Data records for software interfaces
++++++++

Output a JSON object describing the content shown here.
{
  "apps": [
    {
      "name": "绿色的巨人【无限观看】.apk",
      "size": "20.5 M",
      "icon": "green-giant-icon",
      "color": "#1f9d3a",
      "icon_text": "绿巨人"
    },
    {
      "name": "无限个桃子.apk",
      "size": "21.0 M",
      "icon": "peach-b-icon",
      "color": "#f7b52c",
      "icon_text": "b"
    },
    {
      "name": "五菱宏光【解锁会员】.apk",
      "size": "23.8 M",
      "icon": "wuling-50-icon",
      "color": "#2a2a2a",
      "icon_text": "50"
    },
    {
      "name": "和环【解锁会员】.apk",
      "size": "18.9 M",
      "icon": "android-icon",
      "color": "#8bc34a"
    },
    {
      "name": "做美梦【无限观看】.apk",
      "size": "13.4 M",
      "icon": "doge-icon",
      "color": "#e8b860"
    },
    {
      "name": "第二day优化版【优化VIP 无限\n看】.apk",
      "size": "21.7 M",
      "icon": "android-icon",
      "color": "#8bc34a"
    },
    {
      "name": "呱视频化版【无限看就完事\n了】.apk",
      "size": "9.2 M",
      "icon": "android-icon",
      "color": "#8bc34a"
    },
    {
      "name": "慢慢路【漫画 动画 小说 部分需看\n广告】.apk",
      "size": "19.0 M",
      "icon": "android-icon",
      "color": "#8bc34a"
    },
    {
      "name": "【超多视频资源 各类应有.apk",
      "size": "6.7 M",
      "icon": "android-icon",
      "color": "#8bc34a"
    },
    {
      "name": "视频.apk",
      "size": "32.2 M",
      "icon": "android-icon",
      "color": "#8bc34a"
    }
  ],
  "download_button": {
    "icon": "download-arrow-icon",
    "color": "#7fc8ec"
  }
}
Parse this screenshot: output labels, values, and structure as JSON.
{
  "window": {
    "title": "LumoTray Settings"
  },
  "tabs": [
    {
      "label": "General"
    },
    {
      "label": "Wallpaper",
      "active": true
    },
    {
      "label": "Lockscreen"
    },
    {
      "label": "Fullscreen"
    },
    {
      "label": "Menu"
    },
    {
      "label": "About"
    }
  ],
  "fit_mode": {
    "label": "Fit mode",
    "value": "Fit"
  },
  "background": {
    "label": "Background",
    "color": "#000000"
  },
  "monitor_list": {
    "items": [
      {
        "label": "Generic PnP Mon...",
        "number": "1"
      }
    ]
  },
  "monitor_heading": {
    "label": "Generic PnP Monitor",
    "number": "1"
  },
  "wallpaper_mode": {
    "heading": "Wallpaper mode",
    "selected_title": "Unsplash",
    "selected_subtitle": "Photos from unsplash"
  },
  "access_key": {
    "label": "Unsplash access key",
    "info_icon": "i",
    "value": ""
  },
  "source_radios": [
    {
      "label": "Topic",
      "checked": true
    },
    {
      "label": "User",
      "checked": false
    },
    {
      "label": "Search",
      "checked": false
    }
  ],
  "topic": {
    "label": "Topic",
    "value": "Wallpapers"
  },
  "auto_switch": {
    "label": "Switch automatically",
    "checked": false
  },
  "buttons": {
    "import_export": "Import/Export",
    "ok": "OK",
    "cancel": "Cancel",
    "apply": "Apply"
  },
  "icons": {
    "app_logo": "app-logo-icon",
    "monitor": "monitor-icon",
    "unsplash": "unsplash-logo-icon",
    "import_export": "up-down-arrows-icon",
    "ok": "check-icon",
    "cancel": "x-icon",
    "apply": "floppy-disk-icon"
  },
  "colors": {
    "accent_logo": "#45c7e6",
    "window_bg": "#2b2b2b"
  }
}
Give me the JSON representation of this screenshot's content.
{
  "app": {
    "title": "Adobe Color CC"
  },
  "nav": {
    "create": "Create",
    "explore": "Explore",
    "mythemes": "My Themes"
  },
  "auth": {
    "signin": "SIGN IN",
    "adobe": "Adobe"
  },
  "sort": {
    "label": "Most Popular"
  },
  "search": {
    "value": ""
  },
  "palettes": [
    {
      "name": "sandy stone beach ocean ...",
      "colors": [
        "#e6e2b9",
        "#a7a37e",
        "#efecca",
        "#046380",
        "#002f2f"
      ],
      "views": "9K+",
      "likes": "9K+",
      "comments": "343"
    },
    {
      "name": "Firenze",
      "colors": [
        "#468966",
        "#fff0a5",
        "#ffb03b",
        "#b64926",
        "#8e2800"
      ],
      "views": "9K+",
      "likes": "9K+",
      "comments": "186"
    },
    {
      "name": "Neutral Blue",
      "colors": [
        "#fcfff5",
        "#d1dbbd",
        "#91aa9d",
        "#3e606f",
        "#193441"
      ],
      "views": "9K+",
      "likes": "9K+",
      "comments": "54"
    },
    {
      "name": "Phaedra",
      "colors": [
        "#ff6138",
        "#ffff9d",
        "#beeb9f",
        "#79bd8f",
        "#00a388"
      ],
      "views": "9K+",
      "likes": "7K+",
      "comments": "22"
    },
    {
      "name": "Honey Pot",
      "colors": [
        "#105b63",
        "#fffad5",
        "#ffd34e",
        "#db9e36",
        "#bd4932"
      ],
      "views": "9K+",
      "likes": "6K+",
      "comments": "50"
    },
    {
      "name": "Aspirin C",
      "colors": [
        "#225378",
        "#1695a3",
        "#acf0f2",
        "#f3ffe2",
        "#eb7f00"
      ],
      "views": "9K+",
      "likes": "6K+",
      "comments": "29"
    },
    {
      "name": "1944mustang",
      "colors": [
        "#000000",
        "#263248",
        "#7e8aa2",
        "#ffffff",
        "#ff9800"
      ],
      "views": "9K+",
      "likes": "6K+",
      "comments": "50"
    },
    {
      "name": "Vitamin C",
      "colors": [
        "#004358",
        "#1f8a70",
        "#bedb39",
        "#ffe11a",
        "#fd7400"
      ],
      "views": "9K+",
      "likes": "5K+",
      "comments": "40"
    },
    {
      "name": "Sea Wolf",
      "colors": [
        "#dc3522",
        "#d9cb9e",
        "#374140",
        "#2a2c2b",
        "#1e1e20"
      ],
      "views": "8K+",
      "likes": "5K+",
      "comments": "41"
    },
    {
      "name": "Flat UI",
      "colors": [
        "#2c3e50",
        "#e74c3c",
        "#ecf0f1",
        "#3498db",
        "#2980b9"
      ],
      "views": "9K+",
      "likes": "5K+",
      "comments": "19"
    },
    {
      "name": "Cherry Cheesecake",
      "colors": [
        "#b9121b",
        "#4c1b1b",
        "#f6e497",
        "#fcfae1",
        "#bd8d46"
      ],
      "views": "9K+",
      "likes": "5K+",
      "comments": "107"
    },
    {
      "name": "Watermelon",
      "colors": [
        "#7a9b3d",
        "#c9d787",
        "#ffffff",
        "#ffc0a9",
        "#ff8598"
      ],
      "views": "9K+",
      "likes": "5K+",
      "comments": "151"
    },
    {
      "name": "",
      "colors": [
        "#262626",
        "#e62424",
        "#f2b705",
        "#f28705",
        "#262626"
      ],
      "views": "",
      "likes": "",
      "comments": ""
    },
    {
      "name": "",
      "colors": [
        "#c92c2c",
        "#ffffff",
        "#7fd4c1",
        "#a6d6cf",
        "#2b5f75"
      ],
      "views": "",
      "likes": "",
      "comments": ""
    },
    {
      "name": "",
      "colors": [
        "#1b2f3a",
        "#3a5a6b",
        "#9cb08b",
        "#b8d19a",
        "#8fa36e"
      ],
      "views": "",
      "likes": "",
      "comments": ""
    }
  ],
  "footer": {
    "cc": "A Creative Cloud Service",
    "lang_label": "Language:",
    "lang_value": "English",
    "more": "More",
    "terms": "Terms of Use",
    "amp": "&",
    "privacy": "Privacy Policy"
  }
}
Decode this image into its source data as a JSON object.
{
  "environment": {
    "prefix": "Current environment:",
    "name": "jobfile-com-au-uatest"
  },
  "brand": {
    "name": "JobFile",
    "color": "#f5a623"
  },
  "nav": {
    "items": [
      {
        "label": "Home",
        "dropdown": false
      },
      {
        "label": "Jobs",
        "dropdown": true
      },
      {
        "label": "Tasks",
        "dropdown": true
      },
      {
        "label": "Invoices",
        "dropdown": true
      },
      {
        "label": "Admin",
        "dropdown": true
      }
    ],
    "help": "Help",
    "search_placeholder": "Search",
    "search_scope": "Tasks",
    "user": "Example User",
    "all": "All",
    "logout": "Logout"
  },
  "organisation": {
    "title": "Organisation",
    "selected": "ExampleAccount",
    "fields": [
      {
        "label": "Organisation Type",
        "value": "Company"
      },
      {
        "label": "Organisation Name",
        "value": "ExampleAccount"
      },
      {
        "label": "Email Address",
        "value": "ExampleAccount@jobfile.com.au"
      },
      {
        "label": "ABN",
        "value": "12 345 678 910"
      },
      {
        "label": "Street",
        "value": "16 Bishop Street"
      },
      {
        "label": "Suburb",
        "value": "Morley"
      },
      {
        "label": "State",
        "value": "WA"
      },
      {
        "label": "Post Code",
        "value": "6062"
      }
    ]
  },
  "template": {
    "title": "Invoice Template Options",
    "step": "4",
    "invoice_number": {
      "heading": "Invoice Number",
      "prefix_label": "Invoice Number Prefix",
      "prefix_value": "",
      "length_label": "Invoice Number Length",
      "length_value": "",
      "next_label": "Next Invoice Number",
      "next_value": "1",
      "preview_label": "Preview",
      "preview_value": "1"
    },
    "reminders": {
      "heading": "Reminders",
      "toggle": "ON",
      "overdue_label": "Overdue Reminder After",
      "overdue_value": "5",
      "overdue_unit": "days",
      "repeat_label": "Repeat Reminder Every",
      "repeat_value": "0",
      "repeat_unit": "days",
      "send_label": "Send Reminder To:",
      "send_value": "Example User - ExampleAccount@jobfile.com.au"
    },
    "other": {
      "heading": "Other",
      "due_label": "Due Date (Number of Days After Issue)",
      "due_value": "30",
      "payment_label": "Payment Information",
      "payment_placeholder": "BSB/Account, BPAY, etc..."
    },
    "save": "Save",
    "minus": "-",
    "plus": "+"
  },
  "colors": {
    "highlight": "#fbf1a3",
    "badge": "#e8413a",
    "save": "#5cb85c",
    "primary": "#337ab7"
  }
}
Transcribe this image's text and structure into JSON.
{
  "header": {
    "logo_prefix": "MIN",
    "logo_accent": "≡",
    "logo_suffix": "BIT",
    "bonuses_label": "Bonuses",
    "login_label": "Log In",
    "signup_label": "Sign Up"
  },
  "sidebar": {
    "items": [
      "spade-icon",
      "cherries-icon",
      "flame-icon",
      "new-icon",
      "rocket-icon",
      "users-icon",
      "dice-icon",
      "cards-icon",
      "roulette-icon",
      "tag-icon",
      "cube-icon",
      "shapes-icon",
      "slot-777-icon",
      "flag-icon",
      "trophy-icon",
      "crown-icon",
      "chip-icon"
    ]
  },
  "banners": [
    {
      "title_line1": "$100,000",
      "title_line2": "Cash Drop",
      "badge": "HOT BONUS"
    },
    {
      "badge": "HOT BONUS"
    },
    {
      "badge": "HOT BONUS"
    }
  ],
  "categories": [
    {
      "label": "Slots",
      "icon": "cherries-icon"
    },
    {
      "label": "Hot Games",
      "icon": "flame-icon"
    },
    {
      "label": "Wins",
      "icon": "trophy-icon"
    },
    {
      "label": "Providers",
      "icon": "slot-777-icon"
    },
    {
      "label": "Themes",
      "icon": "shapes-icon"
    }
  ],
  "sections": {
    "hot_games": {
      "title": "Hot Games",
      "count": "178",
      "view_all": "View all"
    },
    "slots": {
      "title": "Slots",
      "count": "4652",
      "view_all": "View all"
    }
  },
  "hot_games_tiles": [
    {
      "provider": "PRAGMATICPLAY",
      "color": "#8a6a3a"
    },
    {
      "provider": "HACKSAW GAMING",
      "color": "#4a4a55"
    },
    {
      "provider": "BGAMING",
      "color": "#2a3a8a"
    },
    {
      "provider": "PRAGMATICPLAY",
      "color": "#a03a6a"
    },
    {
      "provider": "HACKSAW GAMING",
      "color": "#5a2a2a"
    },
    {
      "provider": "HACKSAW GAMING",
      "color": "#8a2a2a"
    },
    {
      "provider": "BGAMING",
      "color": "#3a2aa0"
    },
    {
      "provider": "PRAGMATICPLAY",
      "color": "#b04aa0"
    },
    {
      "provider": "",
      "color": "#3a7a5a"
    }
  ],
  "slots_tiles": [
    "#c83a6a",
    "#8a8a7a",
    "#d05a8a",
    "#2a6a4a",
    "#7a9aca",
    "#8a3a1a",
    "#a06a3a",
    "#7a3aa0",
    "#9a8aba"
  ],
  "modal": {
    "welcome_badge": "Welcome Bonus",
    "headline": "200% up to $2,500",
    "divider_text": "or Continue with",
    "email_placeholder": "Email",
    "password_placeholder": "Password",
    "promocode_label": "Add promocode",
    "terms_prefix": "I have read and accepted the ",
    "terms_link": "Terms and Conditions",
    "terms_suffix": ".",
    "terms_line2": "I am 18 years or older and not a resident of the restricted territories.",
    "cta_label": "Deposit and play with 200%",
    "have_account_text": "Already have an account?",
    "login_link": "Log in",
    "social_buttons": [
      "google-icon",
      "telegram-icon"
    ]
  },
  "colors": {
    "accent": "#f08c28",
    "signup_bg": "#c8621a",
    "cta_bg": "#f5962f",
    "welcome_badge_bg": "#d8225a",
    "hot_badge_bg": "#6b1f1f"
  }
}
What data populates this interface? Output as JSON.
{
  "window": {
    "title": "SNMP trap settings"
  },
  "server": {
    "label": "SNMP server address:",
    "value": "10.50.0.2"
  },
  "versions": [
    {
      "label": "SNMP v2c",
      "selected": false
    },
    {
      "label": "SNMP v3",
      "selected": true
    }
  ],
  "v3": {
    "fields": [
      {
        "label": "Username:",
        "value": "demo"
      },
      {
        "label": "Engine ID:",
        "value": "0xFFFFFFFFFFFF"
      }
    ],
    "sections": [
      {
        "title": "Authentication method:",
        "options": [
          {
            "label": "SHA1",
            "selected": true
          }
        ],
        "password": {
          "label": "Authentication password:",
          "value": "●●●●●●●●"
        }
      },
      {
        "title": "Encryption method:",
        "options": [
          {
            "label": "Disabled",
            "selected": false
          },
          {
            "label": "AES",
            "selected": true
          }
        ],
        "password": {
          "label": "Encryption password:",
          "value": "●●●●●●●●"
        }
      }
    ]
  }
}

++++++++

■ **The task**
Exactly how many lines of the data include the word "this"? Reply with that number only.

■ **Response box**
5